Nicky Gouder on Thursday highlighted how a four-day work week could solve some workplace problems, yet companies should instead focus on maintaining employee happiness.
Mr Gouder is a Partner at advisory firm Seed and Director at digital corporate services platform Binderr. He specialises in international taxation and has vast experience in handling a wide portfolio of local and international clients operating in various industries.
“A lot is being said about the four-day work week which is a great start. However, that is all it is, a start,” he said.
A number of companies have opted to make the switch to four-day work weeks, especially following the COVID-19 pandemic. However, this has yielded mixed results, with some regretting the decision, while others have opted to incorporate it for limited periods of time.
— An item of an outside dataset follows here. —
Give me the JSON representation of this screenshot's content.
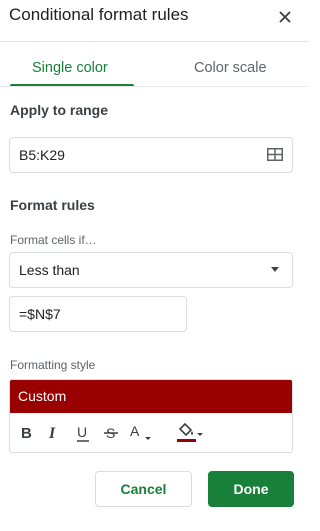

He noted that while some issues could be solved through the initiative, companies should “strive for much more”. “People need to be happy and motivated every day of the week, irrespective of whether they work one- or seven-day weeks,” he added.
Mr Gouder explained that companies have to build a culture of “growth, transparency, and comradery between all team members”.
“If someone is unhappy at work, a four-day week will simply ensure that they are unhappy for four days instead of five,” he said, before adding that companies “need to aim higher”.
He takes over from Alejandro Gosttuski, who will now take on the role of an Advisor.
The company, set to launch soon, will seek to provide clients with ‘customer-centric and innovative’ financial services.
The Malta Stock Exchange recently joined other exchanges for the inaugural Ring the Bell for Climate initiative.
Family businesses account for more than 70% of Malta’s SMEs, and are hence vital components of the local economy.